Find out more about the history of global Scouting here and explore our history and heritage here.

Scouting today

Scouting in the UK is the largest mixed volunteer-led Movement for young people in the UK, with some 460,000 participants between the ages of 6 and 25.

Scouting exists to make young people’s lives better, helping them realise their full potential and take their place in society.

Young people in the Scouts take part in an exciting programme of activities from kayaking to coding. They develop character skills like resilience, initiative and tenacity; employability skills such as leadership, teamwork and problem solving; and practical skills like cooking and first aid.  Research proves it really works. The 2017 Impact Report says Scouts are 17% more likely to show leadership skills and work well in teams. They’re a third more likely to support their communities too.

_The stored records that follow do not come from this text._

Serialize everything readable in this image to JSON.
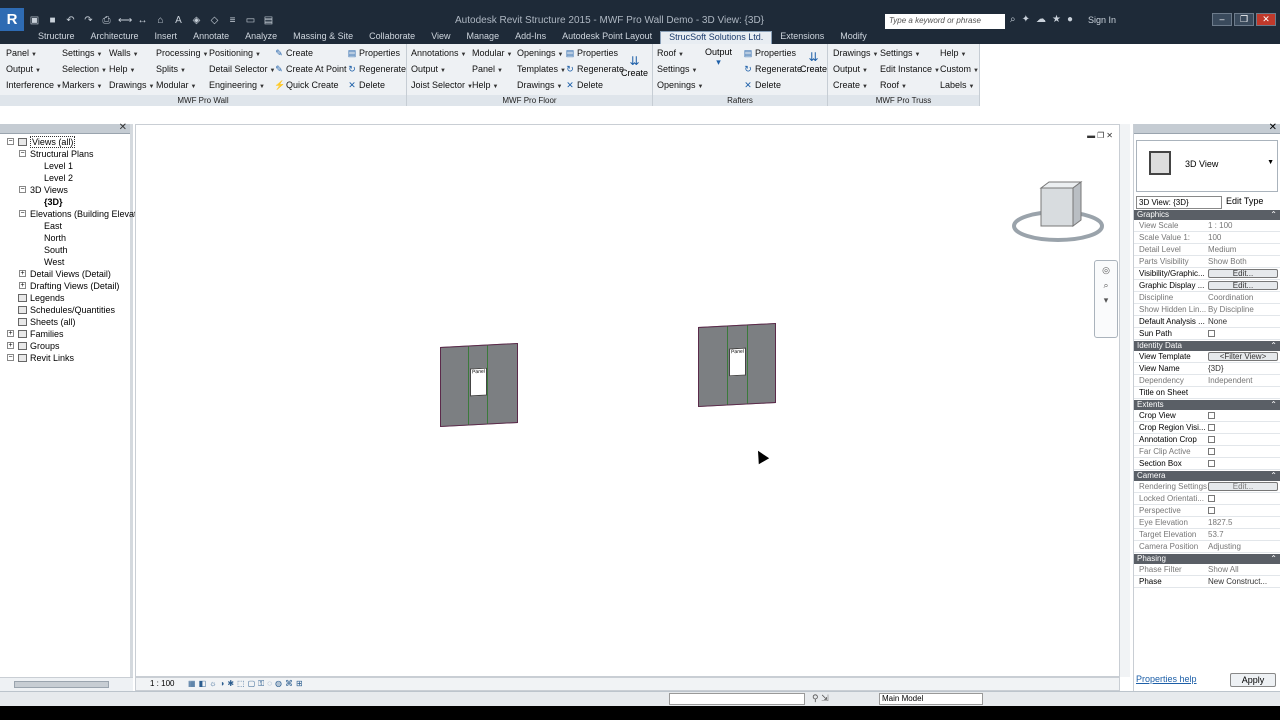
{
  "app": {
    "title": "Autodesk Revit Structure 2015 - MWF Pro Wall Demo - 3D View: {3D}",
    "search_placeholder": "Type a keyword or phrase",
    "sign_in": "Sign In"
  },
  "tabs": [
    "Structure",
    "Architecture",
    "Insert",
    "Annotate",
    "Analyze",
    "Massing & Site",
    "Collaborate",
    "View",
    "Manage",
    "Add-Ins",
    "Autodesk Point Layout",
    "StrucSoft Solutions Ltd.",
    "Extensions",
    "Modify"
  ],
  "ribbon": {
    "wall": {
      "title": "MWF Pro Wall",
      "col1": [
        "Panel",
        "Output",
        "Interference"
      ],
      "col2": [
        "Settings",
        "Selection",
        "Markers"
      ],
      "col3": [
        "Walls",
        "Help",
        "Drawings"
      ],
      "col4": [
        "Processing",
        "Splits",
        "Modular"
      ],
      "col5": [
        "Positioning",
        "Detail Selector",
        "Engineering"
      ],
      "col6": [
        "Create",
        "Create At Point",
        "Quick Create"
      ],
      "col7": [
        "Properties",
        "Regenerate",
        "Delete"
      ]
    },
    "floor": {
      "title": "MWF Pro Floor",
      "col1": [
        "Annotations",
        "Output",
        "Joist Selector"
      ],
      "col2": [
        "Modular",
        "Panel",
        "Help"
      ],
      "col3": [
        "Openings",
        "Templates",
        "Drawings"
      ],
      "col4": [
        "Properties",
        "Regenerate",
        "Delete"
      ],
      "create": "Create"
    },
    "rafters": {
      "title": "Rafters",
      "col1": [
        "Roof",
        "Settings",
        "Openings"
      ],
      "output": "Output",
      "col2": [
        "Properties",
        "Regenerate",
        "Delete"
      ],
      "create": "Create"
    },
    "truss": {
      "title": "MWF Pro Truss",
      "col1": [
        "Drawings",
        "Output",
        "Create"
      ],
      "col2": [
        "Settings",
        "Edit Instance",
        "Roof"
      ],
      "col3": [
        "Help",
        "Custom",
        "Labels"
      ]
    }
  },
  "browser": {
    "items": [
      {
        "label": "Views (all)",
        "level": 0
      },
      {
        "label": "Structural Plans",
        "level": 1
      },
      {
        "label": "Level 1",
        "level": 2
      },
      {
        "label": "Level 2",
        "level": 2
      },
      {
        "label": "3D Views",
        "level": 1
      },
      {
        "label": "{3D}",
        "level": 2
      },
      {
        "label": "Elevations (Building Elevation)",
        "level": 1
      },
      {
        "label": "East",
        "level": 2
      },
      {
        "label": "North",
        "level": 2
      },
      {
        "label": "South",
        "level": 2
      },
      {
        "label": "West",
        "level": 2
      },
      {
        "label": "Detail Views (Detail)",
        "level": 1
      },
      {
        "label": "Drafting Views (Detail)",
        "level": 1
      },
      {
        "label": "Legends",
        "level": 0
      },
      {
        "label": "Schedules/Quantities",
        "level": 0
      },
      {
        "label": "Sheets (all)",
        "level": 0
      },
      {
        "label": "Families",
        "level": 0
      },
      {
        "label": "Groups",
        "level": 0
      },
      {
        "label": "Revit Links",
        "level": 0
      }
    ]
  },
  "canvas": {
    "wall1_label": "Panel",
    "wall2_label": "Panel",
    "scale": "1 : 100"
  },
  "properties": {
    "type_name": "3D View",
    "selector": "3D View: {3D}",
    "edit_type": "Edit Type",
    "groups": [
      {
        "name": "Graphics",
        "rows": [
          {
            "k": "View Scale",
            "v": "1 : 100",
            "dim": true
          },
          {
            "k": "Scale Value    1:",
            "v": "100",
            "dim": true
          },
          {
            "k": "Detail Level",
            "v": "Medium",
            "dim": true
          },
          {
            "k": "Parts Visibility",
            "v": "Show Both",
            "dim": true
          },
          {
            "k": "Visibility/Graphic...",
            "btn": "Edit..."
          },
          {
            "k": "Graphic Display ...",
            "btn": "Edit..."
          },
          {
            "k": "Discipline",
            "v": "Coordination",
            "dim": true
          },
          {
            "k": "Show Hidden Lin...",
            "v": "By Discipline",
            "dim": true
          },
          {
            "k": "Default Analysis ...",
            "v": "None"
          },
          {
            "k": "Sun Path",
            "chk": true
          }
        ]
      },
      {
        "name": "Identity Data",
        "rows": [
          {
            "k": "View Template",
            "btn": "<Filter View>"
          },
          {
            "k": "View Name",
            "v": "{3D}"
          },
          {
            "k": "Dependency",
            "v": "Independent",
            "dim": true
          },
          {
            "k": "Title on Sheet",
            "v": ""
          }
        ]
      },
      {
        "name": "Extents",
        "rows": [
          {
            "k": "Crop View",
            "chk": true
          },
          {
            "k": "Crop Region Visi...",
            "chk": true
          },
          {
            "k": "Annotation Crop",
            "chk": true
          },
          {
            "k": "Far Clip Active",
            "chk": true,
            "dim": true
          },
          {
            "k": "Section Box",
            "chk": true
          }
        ]
      },
      {
        "name": "Camera",
        "rows": [
          {
            "k": "Rendering Settings",
            "btn": "Edit...",
            "dim": true
          },
          {
            "k": "Locked Orientati...",
            "chk": true,
            "dim": true
          },
          {
            "k": "Perspective",
            "chk": true,
            "dim": true
          },
          {
            "k": "Eye Elevation",
            "v": "1827.5",
            "dim": true
          },
          {
            "k": "Target Elevation",
            "v": "53.7",
            "dim": true
          },
          {
            "k": "Camera Position",
            "v": "Adjusting",
            "dim": true
          }
        ]
      },
      {
        "name": "Phasing",
        "rows": [
          {
            "k": "Phase Filter",
            "v": "Show All",
            "dim": true
          },
          {
            "k": "Phase",
            "v": "New Construct..."
          }
        ]
      }
    ],
    "help": "Properties help",
    "apply": "Apply"
  },
  "status": {
    "model": "Main Model"
  }
}
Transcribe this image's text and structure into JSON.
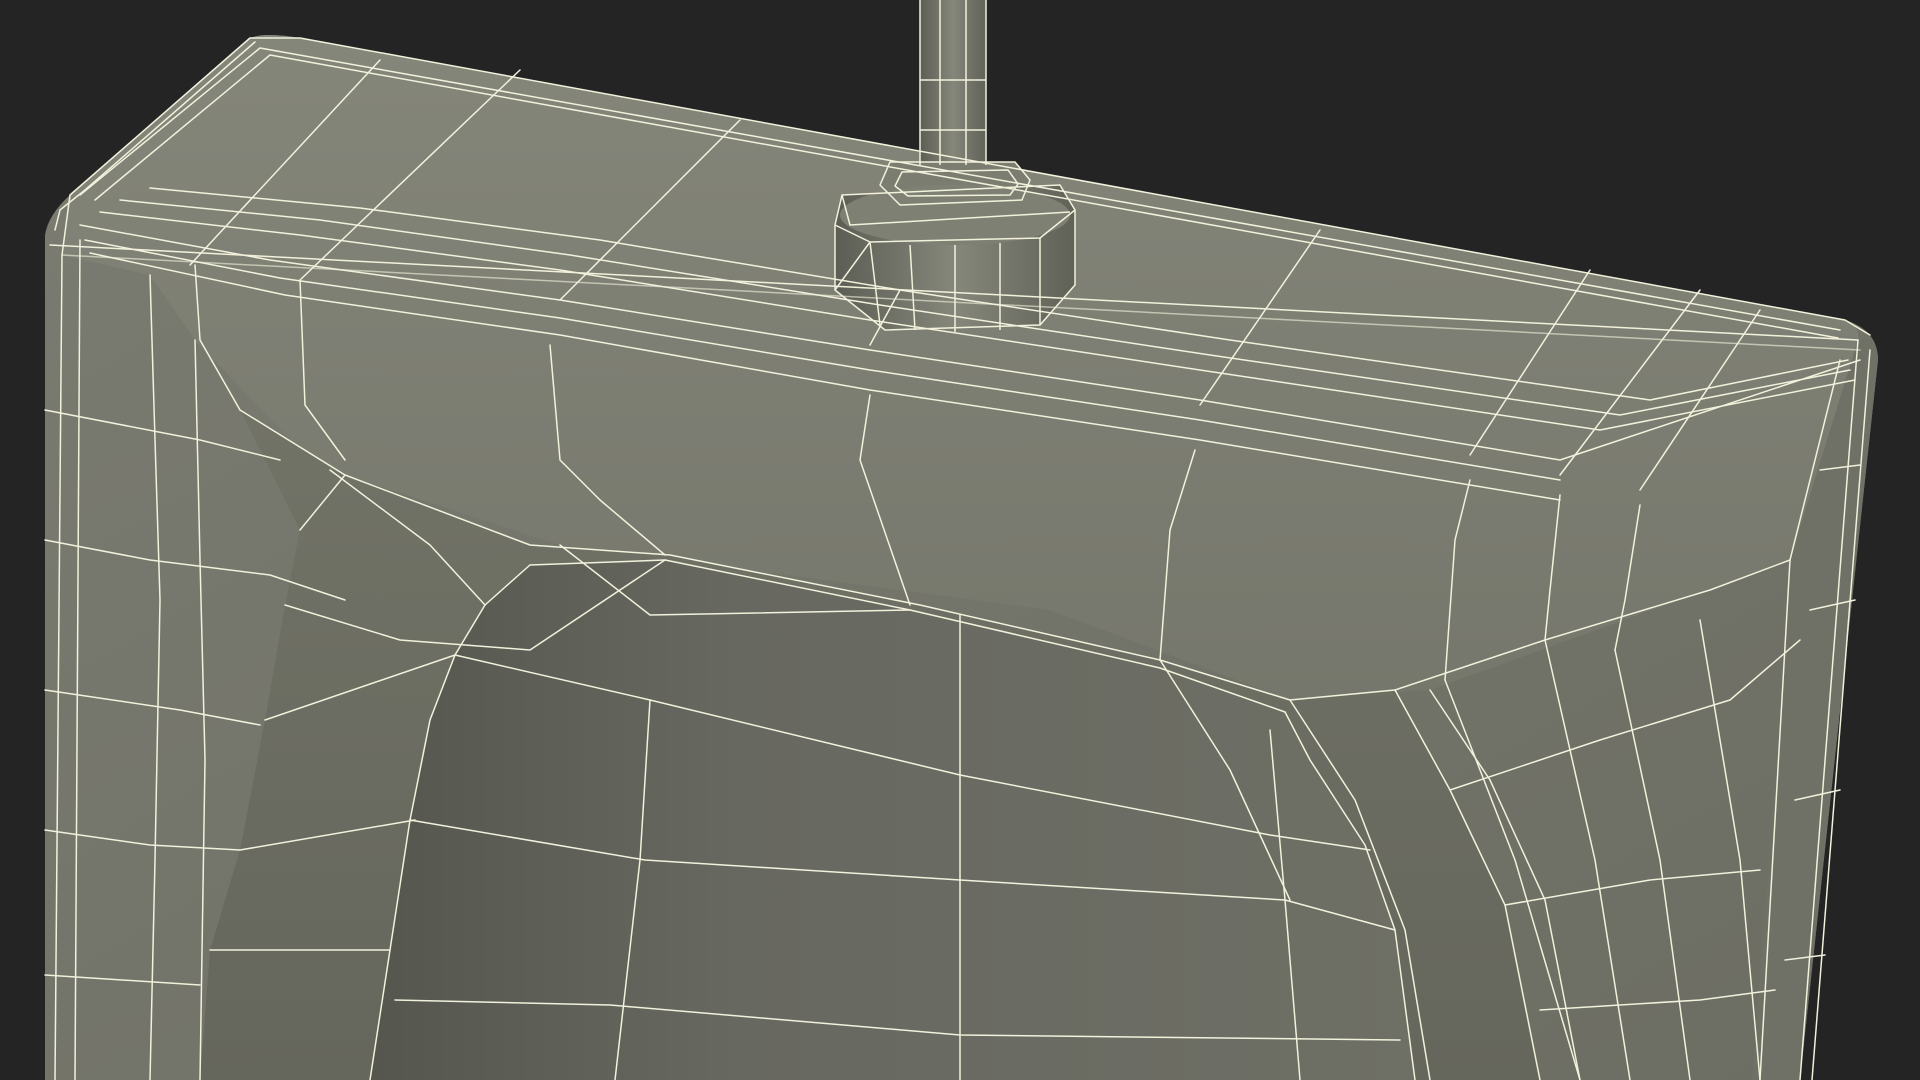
{
  "scene": {
    "subject": "wireframe-render-urinal-with-flush-pipe",
    "render_style": "shaded-with-wireframe-overlay"
  },
  "colors": {
    "background": "#242424",
    "surface_light": "#7d7e72",
    "surface_mid": "#727368",
    "surface_dark": "#64655b",
    "inner_dark": "#5a5b52",
    "wire": "#f2f1dc"
  }
}
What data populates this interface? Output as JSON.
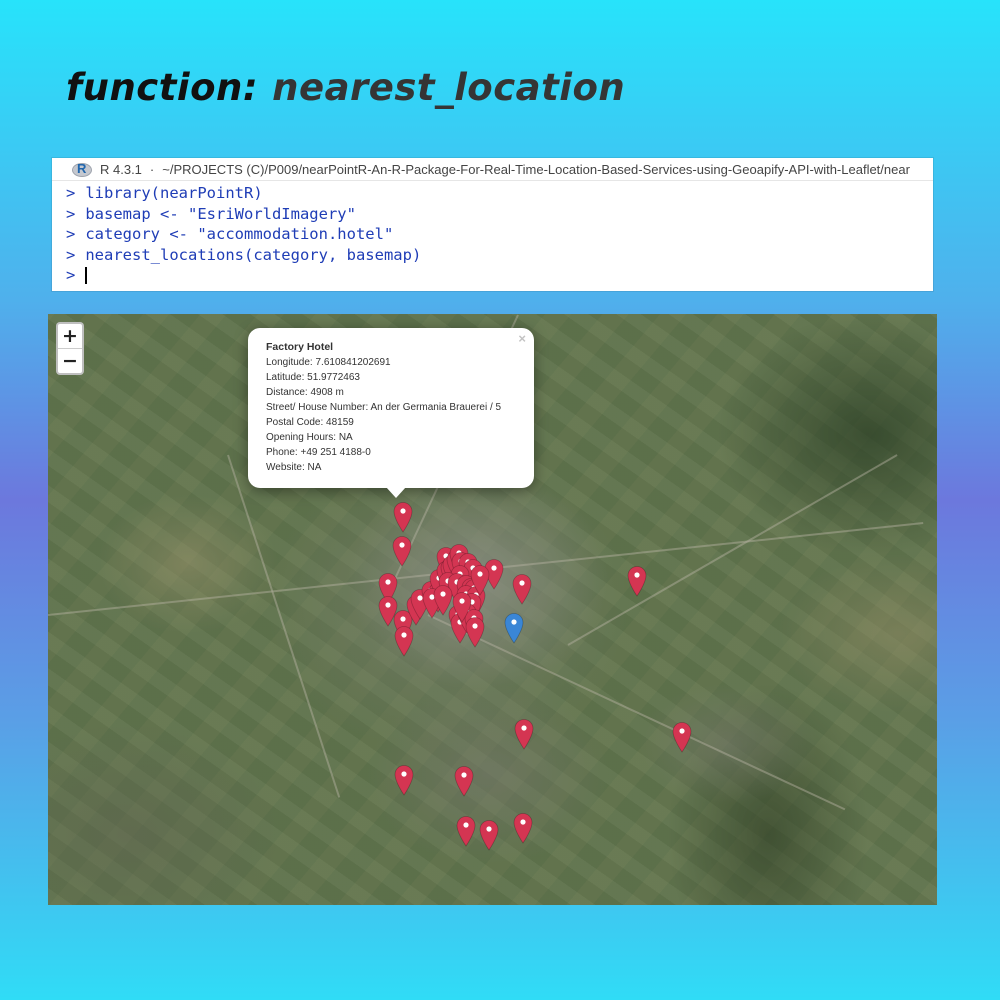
{
  "headline": {
    "keyword": "function:",
    "name": "nearest_location"
  },
  "console": {
    "version": "R 4.3.1",
    "separator": "·",
    "path": "~/PROJECTS (C)/P009/nearPointR-An-R-Package-For-Real-Time-Location-Based-Services-using-Geoapify-API-with-Leaflet/near",
    "prompt": ">",
    "lines": [
      "library(nearPointR)",
      "basemap <- \"EsriWorldImagery\"",
      "category <- \"accommodation.hotel\"",
      "nearest_locations(category, basemap)"
    ]
  },
  "map": {
    "zoom_in_label": "+",
    "zoom_out_label": "−",
    "popup": {
      "close_label": "×",
      "title": "Factory Hotel",
      "fields": [
        "Longitude: 7.610841202691",
        "Latitude: 51.9772463",
        "Distance: 4908 m",
        "Street/ House Number: An der Germania Brauerei / 5",
        "Postal Code: 48159",
        "Opening Hours: NA",
        "Phone: +49 251 4188-0",
        "Website: NA"
      ]
    },
    "colors": {
      "hotel_marker": "#d43552",
      "user_marker": "#3a86d6"
    },
    "icons": {
      "hotel": "map-pin-icon",
      "user": "map-pin-icon"
    }
  }
}
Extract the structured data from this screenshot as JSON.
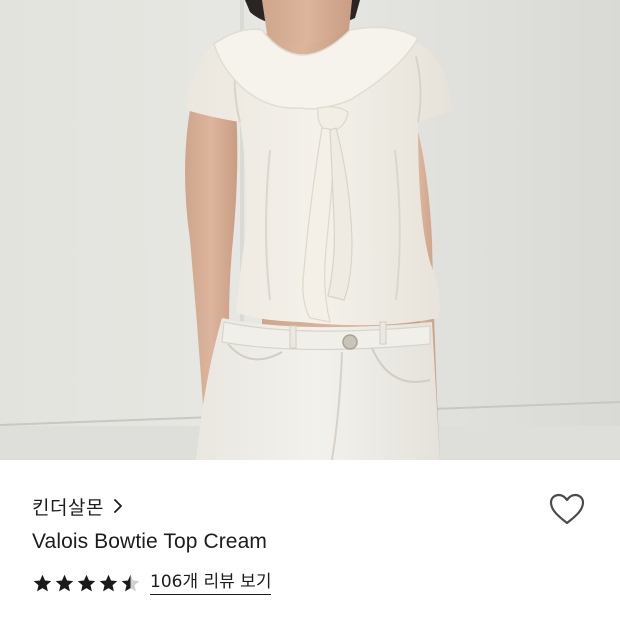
{
  "product": {
    "brand": "킨더살몬",
    "name": "Valois Bowtie Top Cream",
    "rating": 4.5,
    "rating_max": 5,
    "review_link_label": "106개 리뷰 보기"
  },
  "icons": {
    "brand_chevron": "chevron-right-icon",
    "wishlist": "heart-outline-icon",
    "rating_star": "star-icon"
  },
  "colors": {
    "text": "#1c1c1c",
    "star_filled": "#1a1a1a",
    "star_empty": "#cfcfcf",
    "heart_outline": "#4a4a4a"
  }
}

The Scout Association in the UK is one of 170 members of the World Organisation of the Scout Movement (WOSM), which is headquartered in Kuala Lumpur, Malaysia and Geneva, Switzerland. We are therefore a part of the Global Scouting movement with some 50 million active members. It is the counterpart of the World Association of Girl Guides and Girl Scouts (WAGGGS). Uniformed Scout members in the UK wear a membership award badge to show their membership of an organisation recognised by WOSM and all national scout associations have the same or a similar badge on their uniforms.

Scouting in the UK

The Scout Association is incorporated by Royal Charter and aims to promote the development of young people in achieving their full physical, intellectual, social, spiritual and emotional potentials as individuals, as responsible citizens and as members of their local, national and international communities.

The Charter of the Association provides for the making of bye-laws approved by Her Majesty in Council which, in turn, authorise the making of the rules which govern Scouting in the UK (known as “Policy, Organisation and Rules”). The Scout uniform is legally protected and can only be worn by members.


Scouting in the UK is managed by our HQ at Gilwell via Scout Counties. The Scout County of Hampshire, is the largest Scout County in the UK with over 21,000 Youth and Adult members.


Rotherfield Scout District exists to provide leadership, advice and support for Scout Groups within the District, in an area that spans from Alresford to Headley to Bentley.


Scout Groups are the smallest unit and normally have at least one Beaver colony, Cub pack and Scout troop. Explorer units may be attached to a Scout group, but are managed at District level and are separate from their associated group.

Each Group, District and County is managed by Group Scout Leader or a Commissioner and supported by an Executive Committee.

Put your phone down and what are you left with? Just teamwork, courage and the skills to succeed.’
Bear Grylls, Chief Scout Bear Grylls